The efficacy of blood transfusion in cases of SJS and TEN is probaly multimodal. First, the toxic metabolites of the incriminating drug viz, arene oxides get diluted by haemotransfusion resulting in its reduced action on target tissue e.g, skin and mucous membranes. Cytotoxic T cells and autoantibodies could also be getting diluted in similar ways. Secondly, freshly transfused blood supplies immunoglobulins to combat infections. Moreover, transfused blood prevents hypovolaemia resulting from the loss of blood from skin surfaces. It also supplies nutrients and electrolytes essential for the tissue perfusion and thereby indirectly help in the function of cardiovascular and renal system. Transfusion of blood, thus combats many complications and final outcome of the disease.
| References|| |
|1.||Brice SL, Huff JC, Manstrom M, etal. Exudativum multiforme. Curr Probl Dermatol 1990;Jan-Feb:17-25. |
|2.||Ruiz-Maldonado R. Acute disseminated epidermal necrosis types 1, 2 and 3: study of sixty cases. J Am Acad Dermatol 1985;13:623-635. [PUBMED] [FULLTEXT]|
|3.||Heng MYC. Drug induced toxic epidermal necrolysis. Br J Dermatol 1985;113:597-600. |

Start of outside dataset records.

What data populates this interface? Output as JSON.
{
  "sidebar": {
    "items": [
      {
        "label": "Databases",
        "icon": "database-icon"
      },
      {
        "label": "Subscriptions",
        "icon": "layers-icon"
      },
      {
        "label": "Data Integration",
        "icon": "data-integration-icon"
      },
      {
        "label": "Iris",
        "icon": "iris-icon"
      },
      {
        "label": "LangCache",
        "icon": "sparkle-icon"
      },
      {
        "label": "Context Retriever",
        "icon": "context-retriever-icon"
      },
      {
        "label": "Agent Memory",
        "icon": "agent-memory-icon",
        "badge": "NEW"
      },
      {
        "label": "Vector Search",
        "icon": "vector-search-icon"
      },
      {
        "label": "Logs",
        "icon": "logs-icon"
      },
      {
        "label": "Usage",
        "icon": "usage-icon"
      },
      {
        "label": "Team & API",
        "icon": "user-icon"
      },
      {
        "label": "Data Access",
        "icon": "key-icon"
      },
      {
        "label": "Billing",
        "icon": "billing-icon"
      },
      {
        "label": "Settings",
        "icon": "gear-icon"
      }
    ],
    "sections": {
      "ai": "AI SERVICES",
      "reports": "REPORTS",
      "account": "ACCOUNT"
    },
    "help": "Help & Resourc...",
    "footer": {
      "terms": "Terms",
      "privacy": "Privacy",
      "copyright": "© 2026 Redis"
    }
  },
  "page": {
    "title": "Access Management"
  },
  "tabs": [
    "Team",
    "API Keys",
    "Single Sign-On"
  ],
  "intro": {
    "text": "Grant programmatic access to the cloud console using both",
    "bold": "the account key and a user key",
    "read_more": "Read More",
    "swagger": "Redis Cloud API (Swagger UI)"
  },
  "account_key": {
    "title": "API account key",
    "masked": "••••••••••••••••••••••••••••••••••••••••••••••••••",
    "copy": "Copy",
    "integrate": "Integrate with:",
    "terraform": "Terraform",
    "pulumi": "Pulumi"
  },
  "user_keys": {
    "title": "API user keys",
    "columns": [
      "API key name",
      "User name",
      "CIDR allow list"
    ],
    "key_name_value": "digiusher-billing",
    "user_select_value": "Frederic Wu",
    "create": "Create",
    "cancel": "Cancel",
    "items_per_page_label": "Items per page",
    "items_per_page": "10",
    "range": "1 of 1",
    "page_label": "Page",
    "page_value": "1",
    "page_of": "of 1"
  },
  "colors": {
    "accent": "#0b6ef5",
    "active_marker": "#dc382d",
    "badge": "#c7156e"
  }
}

|4.||Demling FH, Ellerve S, Lowe NJ Burn unit management of toxic epidermal necrolysis. Arch Surg 1978;758-759. |
|5.||Sharma VK, Dhar S. Clinical pattern of cutaneous drug eruptions among children and adolescents in north India. Pediatric Dermatol 1995;12:178-193. [PUBMED] [FULLTEXT]|
|6.||Dhar S. Systemic corticosteroids in toxic epidermal necrolysis. Indian J Dermatol Venereol Leprol 1996;62:270. |